> _Work required_
If a line of the records holds the word "stars", copy it out.

> _Input for this task_
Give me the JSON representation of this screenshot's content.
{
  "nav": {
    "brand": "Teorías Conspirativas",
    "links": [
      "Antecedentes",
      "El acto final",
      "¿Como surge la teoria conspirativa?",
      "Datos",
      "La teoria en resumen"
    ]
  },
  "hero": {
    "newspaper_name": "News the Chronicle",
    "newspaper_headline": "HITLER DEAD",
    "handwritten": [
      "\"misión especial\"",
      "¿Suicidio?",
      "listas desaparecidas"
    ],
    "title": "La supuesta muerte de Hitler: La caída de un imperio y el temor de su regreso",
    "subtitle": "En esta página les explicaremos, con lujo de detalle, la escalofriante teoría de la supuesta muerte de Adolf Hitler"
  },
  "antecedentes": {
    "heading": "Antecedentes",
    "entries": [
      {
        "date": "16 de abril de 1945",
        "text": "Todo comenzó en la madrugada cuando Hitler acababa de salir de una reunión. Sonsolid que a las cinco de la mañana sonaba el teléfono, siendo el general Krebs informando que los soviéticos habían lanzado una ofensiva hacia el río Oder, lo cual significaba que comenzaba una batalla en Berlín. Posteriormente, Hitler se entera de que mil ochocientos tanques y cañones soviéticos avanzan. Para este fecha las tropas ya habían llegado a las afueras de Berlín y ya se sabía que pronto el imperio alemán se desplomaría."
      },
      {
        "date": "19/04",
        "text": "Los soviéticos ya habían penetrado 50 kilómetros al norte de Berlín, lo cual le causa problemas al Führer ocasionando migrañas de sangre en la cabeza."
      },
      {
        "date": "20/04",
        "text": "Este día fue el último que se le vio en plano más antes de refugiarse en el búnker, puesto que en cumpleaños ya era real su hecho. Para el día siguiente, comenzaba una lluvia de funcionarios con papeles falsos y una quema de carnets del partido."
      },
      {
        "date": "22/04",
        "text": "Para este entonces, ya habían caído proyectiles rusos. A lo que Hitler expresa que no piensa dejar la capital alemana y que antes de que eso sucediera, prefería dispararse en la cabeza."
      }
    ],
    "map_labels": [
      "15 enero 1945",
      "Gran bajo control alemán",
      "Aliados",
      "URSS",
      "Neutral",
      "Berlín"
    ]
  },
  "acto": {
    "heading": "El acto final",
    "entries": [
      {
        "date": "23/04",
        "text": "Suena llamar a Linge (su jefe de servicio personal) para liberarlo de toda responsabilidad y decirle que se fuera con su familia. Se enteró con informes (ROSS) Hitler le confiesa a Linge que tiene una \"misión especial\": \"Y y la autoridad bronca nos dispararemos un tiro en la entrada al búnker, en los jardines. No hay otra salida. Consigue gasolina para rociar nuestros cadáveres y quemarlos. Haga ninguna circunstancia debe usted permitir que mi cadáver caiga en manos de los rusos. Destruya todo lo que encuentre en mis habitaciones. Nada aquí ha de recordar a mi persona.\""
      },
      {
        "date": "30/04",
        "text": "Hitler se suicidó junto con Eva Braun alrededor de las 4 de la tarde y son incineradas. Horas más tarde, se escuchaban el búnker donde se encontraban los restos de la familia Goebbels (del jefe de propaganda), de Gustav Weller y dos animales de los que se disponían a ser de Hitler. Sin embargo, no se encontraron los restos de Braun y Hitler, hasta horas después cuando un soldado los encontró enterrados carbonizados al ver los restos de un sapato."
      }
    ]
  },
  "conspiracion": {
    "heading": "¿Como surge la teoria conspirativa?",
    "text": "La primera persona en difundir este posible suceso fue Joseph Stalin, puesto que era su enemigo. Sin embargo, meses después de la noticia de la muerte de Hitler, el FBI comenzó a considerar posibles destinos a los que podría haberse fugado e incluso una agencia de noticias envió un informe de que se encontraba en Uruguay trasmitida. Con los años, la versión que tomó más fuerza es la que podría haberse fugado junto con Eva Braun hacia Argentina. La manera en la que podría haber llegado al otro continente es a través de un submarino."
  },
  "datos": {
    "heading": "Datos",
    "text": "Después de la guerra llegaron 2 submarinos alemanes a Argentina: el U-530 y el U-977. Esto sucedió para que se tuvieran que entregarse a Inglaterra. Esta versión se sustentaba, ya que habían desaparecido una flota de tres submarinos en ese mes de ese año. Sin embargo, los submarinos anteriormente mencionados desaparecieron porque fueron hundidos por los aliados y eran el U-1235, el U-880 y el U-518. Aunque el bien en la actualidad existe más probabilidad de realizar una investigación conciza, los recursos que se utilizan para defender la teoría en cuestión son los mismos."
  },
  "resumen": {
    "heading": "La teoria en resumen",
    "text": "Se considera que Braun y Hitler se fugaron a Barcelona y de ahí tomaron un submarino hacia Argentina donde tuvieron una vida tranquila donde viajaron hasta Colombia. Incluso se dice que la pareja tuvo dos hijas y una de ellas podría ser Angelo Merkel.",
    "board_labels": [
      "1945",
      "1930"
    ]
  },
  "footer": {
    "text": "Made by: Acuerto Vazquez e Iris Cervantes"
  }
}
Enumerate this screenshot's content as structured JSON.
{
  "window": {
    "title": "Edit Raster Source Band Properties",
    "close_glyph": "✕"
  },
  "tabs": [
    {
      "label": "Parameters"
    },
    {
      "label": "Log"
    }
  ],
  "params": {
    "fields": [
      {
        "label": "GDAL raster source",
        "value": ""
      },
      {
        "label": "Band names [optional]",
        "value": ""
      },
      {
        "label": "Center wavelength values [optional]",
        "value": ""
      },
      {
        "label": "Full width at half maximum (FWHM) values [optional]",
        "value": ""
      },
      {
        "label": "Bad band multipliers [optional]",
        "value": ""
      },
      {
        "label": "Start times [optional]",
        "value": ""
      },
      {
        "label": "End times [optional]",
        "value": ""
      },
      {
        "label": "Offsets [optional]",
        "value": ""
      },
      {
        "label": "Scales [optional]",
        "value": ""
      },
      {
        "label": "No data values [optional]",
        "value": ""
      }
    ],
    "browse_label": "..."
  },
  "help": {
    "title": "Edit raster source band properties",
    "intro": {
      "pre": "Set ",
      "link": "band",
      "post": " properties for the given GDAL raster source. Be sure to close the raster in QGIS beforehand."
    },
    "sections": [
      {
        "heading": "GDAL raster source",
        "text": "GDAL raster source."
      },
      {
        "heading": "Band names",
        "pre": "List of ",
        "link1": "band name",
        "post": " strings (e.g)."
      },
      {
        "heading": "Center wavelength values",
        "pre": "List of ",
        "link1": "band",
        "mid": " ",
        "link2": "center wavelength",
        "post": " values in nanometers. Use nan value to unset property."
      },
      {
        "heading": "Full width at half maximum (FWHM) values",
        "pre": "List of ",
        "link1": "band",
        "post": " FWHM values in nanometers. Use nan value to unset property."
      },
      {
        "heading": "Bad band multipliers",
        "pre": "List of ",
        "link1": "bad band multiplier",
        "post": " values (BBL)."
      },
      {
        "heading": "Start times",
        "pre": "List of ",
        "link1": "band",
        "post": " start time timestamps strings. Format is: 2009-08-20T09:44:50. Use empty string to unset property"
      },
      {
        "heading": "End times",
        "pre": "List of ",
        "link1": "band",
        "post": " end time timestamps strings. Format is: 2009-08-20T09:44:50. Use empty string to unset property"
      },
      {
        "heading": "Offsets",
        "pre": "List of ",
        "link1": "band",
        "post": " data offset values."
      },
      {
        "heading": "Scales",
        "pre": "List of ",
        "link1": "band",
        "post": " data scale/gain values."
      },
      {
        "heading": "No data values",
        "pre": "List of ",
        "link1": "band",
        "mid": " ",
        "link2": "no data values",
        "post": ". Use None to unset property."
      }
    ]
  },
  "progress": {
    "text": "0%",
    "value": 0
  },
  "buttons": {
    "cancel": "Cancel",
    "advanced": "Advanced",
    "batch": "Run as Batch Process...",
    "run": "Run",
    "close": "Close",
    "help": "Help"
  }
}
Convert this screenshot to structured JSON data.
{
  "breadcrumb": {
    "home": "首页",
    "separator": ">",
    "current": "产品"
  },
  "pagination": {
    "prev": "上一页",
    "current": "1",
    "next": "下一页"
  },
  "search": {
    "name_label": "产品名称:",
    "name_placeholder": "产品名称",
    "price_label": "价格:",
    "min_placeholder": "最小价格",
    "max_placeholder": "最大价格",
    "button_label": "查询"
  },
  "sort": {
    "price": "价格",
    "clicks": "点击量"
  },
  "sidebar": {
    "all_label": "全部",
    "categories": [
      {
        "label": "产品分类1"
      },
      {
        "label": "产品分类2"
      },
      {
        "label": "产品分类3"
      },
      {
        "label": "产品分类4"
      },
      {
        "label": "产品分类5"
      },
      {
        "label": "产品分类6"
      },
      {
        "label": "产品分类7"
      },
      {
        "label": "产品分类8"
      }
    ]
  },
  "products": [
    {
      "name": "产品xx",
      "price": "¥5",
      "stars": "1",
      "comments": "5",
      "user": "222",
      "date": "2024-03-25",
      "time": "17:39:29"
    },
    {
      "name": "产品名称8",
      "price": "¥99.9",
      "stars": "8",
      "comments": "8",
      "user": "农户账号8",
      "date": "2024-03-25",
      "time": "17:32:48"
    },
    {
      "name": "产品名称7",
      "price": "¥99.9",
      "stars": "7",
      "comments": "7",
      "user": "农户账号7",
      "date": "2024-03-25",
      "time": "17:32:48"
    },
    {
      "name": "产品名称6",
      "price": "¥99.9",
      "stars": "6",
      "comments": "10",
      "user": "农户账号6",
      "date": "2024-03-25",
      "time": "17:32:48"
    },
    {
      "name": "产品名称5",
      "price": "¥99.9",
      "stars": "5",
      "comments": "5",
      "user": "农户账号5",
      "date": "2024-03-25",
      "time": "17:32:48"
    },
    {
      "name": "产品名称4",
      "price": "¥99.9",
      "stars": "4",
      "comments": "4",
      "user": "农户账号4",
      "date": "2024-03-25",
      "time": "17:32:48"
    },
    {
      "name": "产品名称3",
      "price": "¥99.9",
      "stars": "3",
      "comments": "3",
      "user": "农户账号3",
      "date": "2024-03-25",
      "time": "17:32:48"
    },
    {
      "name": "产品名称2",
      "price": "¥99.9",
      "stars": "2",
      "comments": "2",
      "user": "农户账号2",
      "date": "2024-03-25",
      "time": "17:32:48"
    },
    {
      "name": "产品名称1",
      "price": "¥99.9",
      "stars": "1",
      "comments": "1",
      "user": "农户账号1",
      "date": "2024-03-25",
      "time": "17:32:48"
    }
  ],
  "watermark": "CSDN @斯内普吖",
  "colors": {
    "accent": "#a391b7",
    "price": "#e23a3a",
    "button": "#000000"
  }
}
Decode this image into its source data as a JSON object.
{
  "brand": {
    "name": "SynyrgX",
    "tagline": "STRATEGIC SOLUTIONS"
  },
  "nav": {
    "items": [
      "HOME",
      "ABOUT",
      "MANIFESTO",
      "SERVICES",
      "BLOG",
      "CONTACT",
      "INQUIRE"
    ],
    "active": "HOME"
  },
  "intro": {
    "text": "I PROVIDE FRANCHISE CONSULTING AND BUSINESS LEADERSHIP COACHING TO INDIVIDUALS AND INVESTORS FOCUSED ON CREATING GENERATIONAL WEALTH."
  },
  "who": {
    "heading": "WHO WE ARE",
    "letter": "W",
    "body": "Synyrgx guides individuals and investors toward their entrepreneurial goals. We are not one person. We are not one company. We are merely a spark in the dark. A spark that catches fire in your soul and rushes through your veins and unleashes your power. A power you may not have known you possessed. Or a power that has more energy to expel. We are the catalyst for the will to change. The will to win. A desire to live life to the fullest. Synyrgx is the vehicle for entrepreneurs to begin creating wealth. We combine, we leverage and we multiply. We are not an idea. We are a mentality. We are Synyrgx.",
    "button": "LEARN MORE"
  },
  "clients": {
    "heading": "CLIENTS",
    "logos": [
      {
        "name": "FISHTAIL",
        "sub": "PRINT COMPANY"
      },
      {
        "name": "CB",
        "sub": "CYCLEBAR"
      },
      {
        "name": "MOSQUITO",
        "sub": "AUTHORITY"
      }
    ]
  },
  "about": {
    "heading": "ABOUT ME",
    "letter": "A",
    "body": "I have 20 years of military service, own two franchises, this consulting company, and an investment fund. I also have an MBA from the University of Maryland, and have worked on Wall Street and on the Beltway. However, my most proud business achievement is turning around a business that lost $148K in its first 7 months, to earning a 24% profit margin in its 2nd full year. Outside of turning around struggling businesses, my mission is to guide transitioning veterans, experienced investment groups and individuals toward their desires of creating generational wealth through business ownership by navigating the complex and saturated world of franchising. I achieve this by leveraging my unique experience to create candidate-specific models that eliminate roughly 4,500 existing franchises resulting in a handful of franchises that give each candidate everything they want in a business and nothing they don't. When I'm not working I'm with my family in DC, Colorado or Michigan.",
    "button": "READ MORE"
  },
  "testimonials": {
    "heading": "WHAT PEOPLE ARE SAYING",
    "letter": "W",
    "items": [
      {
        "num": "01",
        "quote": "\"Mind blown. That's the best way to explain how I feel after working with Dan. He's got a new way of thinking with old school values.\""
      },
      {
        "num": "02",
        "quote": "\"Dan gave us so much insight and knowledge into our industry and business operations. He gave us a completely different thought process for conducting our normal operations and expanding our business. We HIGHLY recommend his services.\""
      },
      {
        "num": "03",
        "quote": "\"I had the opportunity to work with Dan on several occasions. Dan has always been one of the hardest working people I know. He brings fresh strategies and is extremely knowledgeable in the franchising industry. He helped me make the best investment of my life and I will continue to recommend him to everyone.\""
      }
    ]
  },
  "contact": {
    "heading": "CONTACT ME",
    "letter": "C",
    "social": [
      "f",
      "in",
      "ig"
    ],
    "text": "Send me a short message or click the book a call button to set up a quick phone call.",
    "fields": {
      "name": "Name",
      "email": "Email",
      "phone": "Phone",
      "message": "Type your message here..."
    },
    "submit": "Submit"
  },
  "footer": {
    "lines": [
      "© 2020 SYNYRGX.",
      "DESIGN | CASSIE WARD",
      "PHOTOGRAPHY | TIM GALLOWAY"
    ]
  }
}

> _Task output_
      "stars": "1",
      "stars": "8",
      "stars": "7",
      "stars": "6",
      "stars": "5",
      "stars": "4",
      "stars": "3",
      "stars": "2",
      "stars": "1",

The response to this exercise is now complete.